Segment Start: Provided entries

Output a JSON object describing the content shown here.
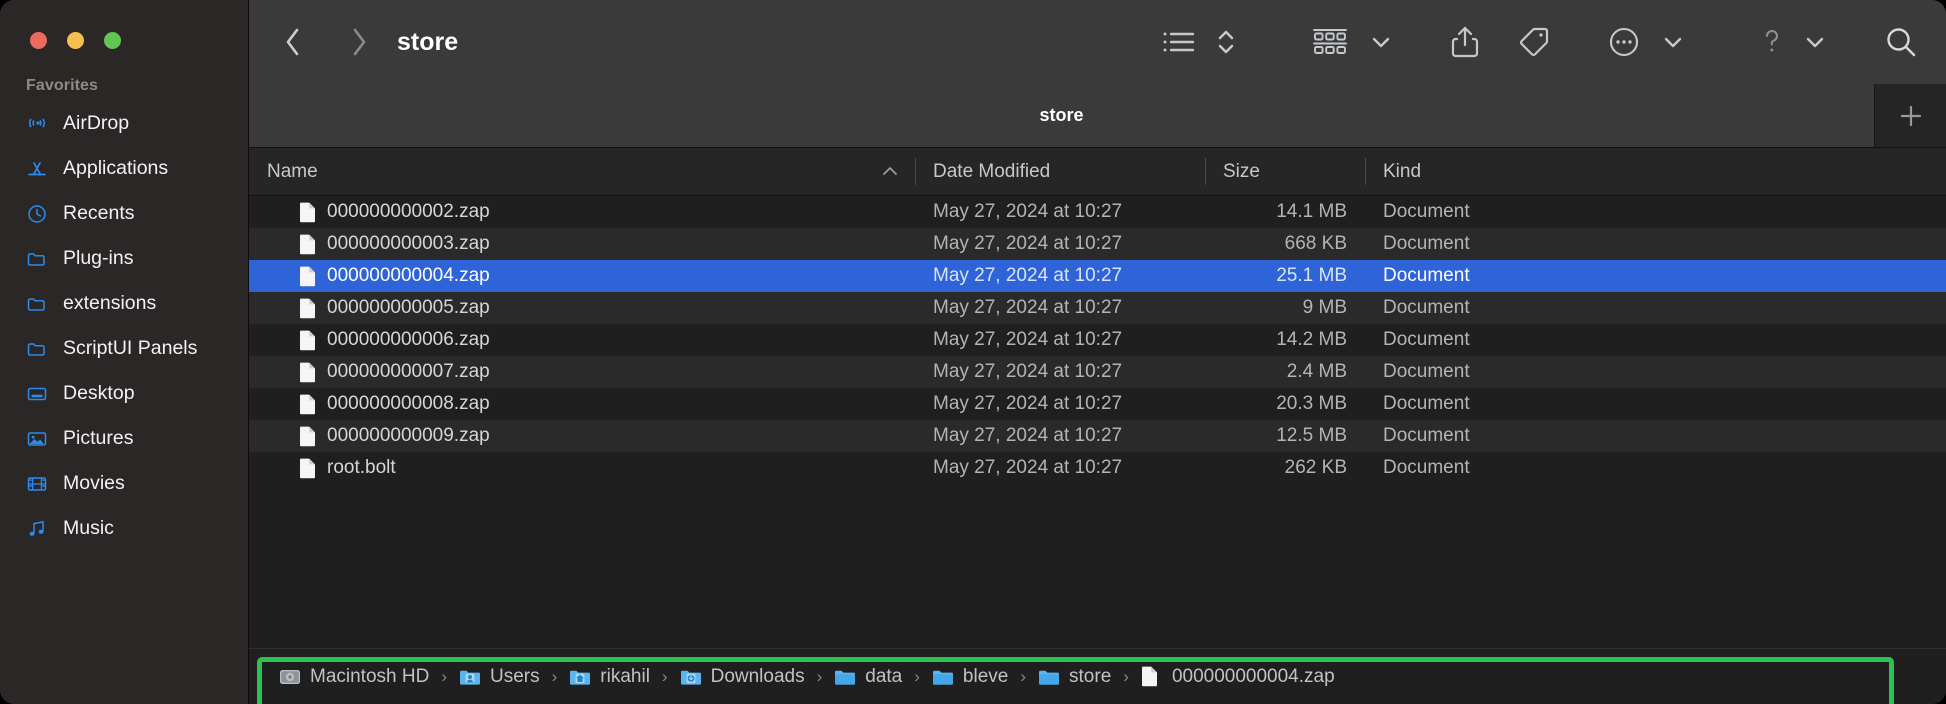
{
  "window": {
    "traffic_lights": [
      {
        "name": "close",
        "color": "#ec6a5f"
      },
      {
        "name": "minimize",
        "color": "#f3bf4f"
      },
      {
        "name": "maximize",
        "color": "#61c554"
      }
    ]
  },
  "sidebar": {
    "section_title": "Favorites",
    "items": [
      {
        "label": "AirDrop",
        "icon": "airdrop-icon"
      },
      {
        "label": "Applications",
        "icon": "applications-icon"
      },
      {
        "label": "Recents",
        "icon": "clock-icon"
      },
      {
        "label": "Plug-ins",
        "icon": "folder-icon"
      },
      {
        "label": "extensions",
        "icon": "folder-icon"
      },
      {
        "label": "ScriptUI Panels",
        "icon": "folder-icon"
      },
      {
        "label": "Desktop",
        "icon": "desktop-icon"
      },
      {
        "label": "Pictures",
        "icon": "pictures-icon"
      },
      {
        "label": "Movies",
        "icon": "movies-icon"
      },
      {
        "label": "Music",
        "icon": "music-icon"
      }
    ]
  },
  "toolbar": {
    "back_label": "‹",
    "forward_label": "›",
    "title": "store",
    "buttons": [
      {
        "name": "view-list-button",
        "icon": "list-view-icon"
      },
      {
        "name": "view-options-button",
        "icon": "chevron-up-down-icon"
      },
      {
        "name": "group-by-button",
        "icon": "group-grid-icon"
      },
      {
        "name": "group-by-dropdown",
        "icon": "chevron-down-icon"
      },
      {
        "name": "share-button",
        "icon": "share-icon"
      },
      {
        "name": "tag-button",
        "icon": "tag-icon"
      },
      {
        "name": "more-actions-button",
        "icon": "ellipsis-circle-icon"
      },
      {
        "name": "more-actions-dropdown",
        "icon": "chevron-down-icon"
      },
      {
        "name": "help-button",
        "icon": "question-mark-icon"
      },
      {
        "name": "help-dropdown",
        "icon": "chevron-down-icon"
      },
      {
        "name": "search-button",
        "icon": "search-icon"
      }
    ]
  },
  "tabbar": {
    "active_tab": "store",
    "new_tab_label": "+"
  },
  "columns": [
    {
      "key": "name",
      "label": "Name",
      "sorted": true,
      "sort_direction": "ascending"
    },
    {
      "key": "date",
      "label": "Date Modified"
    },
    {
      "key": "size",
      "label": "Size"
    },
    {
      "key": "kind",
      "label": "Kind"
    }
  ],
  "files": [
    {
      "name": "000000000002.zap",
      "date": "May 27, 2024 at 10:27",
      "size": "14.1 MB",
      "kind": "Document",
      "selected": false
    },
    {
      "name": "000000000003.zap",
      "date": "May 27, 2024 at 10:27",
      "size": "668 KB",
      "kind": "Document",
      "selected": false
    },
    {
      "name": "000000000004.zap",
      "date": "May 27, 2024 at 10:27",
      "size": "25.1 MB",
      "kind": "Document",
      "selected": true
    },
    {
      "name": "000000000005.zap",
      "date": "May 27, 2024 at 10:27",
      "size": "9 MB",
      "kind": "Document",
      "selected": false
    },
    {
      "name": "000000000006.zap",
      "date": "May 27, 2024 at 10:27",
      "size": "14.2 MB",
      "kind": "Document",
      "selected": false
    },
    {
      "name": "000000000007.zap",
      "date": "May 27, 2024 at 10:27",
      "size": "2.4 MB",
      "kind": "Document",
      "selected": false
    },
    {
      "name": "000000000008.zap",
      "date": "May 27, 2024 at 10:27",
      "size": "20.3 MB",
      "kind": "Document",
      "selected": false
    },
    {
      "name": "000000000009.zap",
      "date": "May 27, 2024 at 10:27",
      "size": "12.5 MB",
      "kind": "Document",
      "selected": false
    },
    {
      "name": "root.bolt",
      "date": "May 27, 2024 at 10:27",
      "size": "262 KB",
      "kind": "Document",
      "selected": false
    }
  ],
  "pathbar": {
    "separator": "›",
    "crumbs": [
      {
        "label": "Macintosh HD",
        "icon": "hard-drive-icon"
      },
      {
        "label": "Users",
        "icon": "users-folder-icon"
      },
      {
        "label": "rikahil",
        "icon": "home-folder-icon"
      },
      {
        "label": "Downloads",
        "icon": "downloads-folder-icon"
      },
      {
        "label": "data",
        "icon": "folder-icon"
      },
      {
        "label": "bleve",
        "icon": "folder-icon"
      },
      {
        "label": "store",
        "icon": "folder-icon"
      },
      {
        "label": "000000000004.zap",
        "icon": "document-icon"
      }
    ],
    "highlight_color": "#2dc14f"
  },
  "colors": {
    "selection_blue": "#2f63d8",
    "sidebar_bg": "#2a2726",
    "toolbar_bg": "#3a3a3a",
    "content_bg": "#1f1f1f",
    "accent_icon_blue": "#2b8cf0"
  }
}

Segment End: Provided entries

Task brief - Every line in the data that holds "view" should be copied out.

Result for this task -
        "name": "view-list-button",
        "icon": "list-view-icon"
        "name": "view-options-button",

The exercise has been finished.